#### [Problem statement]
What you return must be every line below that includes the word "subtitle".

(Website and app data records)
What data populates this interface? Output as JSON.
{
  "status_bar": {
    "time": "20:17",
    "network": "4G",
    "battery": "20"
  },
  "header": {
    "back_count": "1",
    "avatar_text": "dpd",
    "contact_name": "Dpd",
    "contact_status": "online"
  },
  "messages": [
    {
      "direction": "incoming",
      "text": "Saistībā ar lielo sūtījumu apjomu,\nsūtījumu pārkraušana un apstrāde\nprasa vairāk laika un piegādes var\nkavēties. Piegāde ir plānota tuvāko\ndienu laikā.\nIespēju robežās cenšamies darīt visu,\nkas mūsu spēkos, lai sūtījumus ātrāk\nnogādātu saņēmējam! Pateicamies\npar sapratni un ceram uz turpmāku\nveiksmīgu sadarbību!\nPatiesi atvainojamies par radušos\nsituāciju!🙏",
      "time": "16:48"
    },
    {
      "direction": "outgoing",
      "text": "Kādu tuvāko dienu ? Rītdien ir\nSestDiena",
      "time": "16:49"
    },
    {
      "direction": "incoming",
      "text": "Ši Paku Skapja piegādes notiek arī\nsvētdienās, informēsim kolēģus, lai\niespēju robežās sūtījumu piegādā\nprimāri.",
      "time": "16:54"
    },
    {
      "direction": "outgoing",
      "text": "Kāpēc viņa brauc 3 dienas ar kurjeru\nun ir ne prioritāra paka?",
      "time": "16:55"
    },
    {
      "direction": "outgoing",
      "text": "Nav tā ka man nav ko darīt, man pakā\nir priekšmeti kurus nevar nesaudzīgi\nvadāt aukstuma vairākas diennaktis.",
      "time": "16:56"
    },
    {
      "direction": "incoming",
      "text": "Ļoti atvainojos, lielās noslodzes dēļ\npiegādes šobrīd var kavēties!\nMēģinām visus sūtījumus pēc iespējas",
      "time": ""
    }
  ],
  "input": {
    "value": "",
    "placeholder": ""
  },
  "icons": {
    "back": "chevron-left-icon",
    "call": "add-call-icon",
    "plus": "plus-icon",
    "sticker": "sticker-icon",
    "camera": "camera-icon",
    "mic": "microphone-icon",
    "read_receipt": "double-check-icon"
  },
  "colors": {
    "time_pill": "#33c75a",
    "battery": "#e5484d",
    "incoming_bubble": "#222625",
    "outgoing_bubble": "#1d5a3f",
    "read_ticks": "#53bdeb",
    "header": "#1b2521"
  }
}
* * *
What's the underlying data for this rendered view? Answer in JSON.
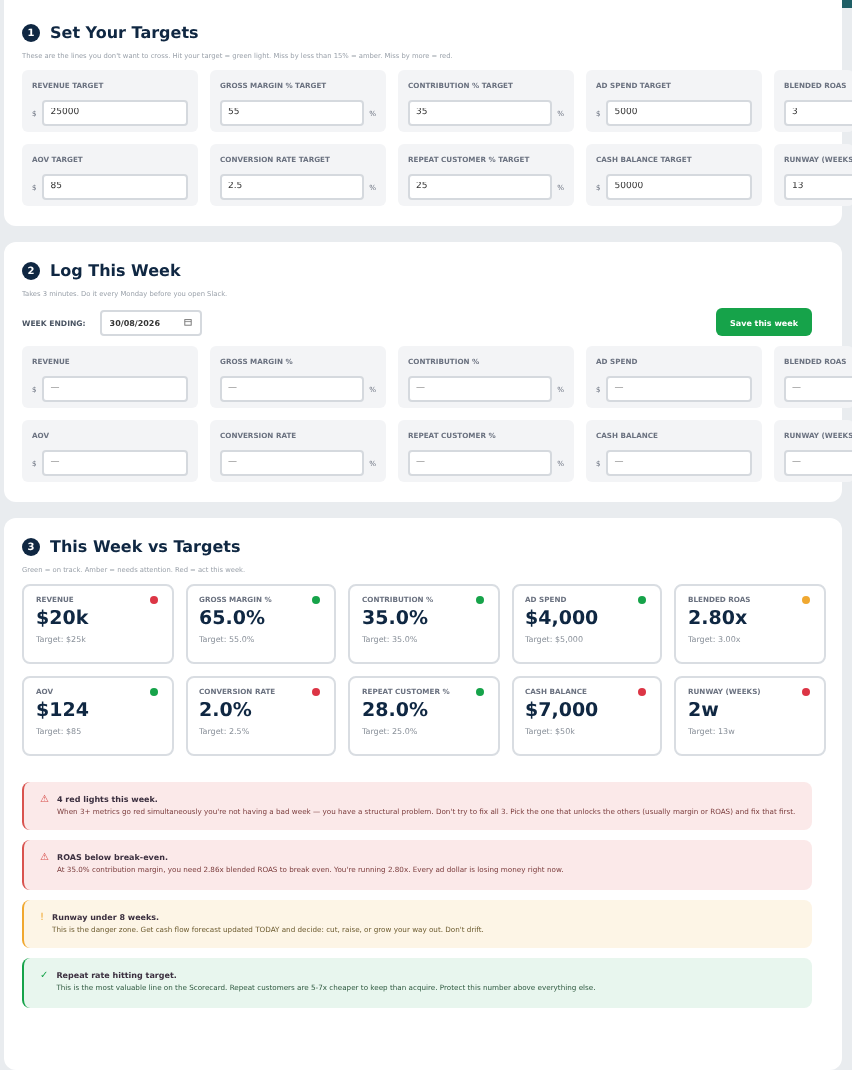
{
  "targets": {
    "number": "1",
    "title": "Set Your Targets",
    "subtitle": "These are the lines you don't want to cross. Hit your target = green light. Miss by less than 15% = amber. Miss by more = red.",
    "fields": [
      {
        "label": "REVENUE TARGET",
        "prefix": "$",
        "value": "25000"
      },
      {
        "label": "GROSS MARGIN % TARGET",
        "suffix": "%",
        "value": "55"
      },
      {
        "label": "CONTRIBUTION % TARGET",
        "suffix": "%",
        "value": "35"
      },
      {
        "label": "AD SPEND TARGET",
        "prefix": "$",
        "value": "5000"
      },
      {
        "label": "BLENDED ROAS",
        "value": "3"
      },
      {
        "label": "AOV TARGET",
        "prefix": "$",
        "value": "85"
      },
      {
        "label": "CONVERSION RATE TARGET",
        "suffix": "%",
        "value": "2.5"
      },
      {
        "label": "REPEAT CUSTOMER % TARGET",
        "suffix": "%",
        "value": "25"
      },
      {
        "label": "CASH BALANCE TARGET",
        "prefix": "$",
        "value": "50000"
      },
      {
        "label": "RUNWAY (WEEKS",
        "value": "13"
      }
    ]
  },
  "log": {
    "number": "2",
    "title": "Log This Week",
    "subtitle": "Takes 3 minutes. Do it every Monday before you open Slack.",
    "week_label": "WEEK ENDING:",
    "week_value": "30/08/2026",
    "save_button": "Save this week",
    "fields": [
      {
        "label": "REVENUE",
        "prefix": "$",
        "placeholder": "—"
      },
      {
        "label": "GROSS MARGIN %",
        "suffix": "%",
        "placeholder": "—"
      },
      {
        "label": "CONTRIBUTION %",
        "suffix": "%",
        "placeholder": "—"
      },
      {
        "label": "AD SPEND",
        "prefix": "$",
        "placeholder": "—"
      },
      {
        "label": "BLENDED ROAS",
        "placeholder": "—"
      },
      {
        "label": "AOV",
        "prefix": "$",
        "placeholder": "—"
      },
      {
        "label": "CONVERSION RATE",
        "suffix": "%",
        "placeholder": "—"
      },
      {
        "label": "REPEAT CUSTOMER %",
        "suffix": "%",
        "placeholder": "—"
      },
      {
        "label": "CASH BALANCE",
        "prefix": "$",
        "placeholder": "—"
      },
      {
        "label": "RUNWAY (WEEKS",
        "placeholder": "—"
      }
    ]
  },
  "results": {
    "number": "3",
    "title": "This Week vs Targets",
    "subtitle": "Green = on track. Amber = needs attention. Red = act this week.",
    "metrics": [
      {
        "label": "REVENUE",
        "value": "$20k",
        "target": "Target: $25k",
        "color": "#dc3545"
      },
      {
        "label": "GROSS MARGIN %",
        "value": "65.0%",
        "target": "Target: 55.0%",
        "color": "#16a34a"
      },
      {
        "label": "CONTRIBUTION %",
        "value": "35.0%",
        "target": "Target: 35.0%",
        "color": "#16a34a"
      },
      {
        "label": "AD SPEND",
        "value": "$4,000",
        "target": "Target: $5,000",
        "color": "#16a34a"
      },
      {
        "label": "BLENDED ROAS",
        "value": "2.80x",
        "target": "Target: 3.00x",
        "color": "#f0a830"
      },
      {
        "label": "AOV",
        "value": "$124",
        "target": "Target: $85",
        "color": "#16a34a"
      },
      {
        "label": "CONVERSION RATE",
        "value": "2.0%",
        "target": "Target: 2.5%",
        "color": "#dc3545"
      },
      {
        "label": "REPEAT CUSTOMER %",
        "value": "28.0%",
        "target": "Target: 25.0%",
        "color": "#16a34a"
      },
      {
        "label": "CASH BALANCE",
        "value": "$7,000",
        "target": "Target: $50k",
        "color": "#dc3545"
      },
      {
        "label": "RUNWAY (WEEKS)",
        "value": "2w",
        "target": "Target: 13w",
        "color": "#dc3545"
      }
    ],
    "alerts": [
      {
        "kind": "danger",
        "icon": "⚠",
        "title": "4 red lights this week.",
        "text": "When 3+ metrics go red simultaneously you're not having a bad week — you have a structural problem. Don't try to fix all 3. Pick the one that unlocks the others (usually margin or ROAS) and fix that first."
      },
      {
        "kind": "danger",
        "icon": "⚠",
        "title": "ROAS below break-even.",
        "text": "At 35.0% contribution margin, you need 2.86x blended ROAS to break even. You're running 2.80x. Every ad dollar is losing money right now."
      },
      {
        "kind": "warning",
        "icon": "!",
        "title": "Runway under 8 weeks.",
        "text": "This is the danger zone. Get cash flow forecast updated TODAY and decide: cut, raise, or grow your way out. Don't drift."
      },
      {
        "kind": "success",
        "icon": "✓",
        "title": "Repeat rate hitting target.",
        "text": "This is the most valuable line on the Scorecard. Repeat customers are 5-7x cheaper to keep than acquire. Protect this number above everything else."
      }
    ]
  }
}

#### [Exercise output]
    "subtitle": "These are the lines you don't want to cross. Hit your target = green light. Miss by less than 15% = amber. Miss by more = red.",
    "subtitle": "Takes 3 minutes. Do it every Monday before you open Slack.",
    "subtitle": "Green = on track. Amber = needs attention. Red = act this week.",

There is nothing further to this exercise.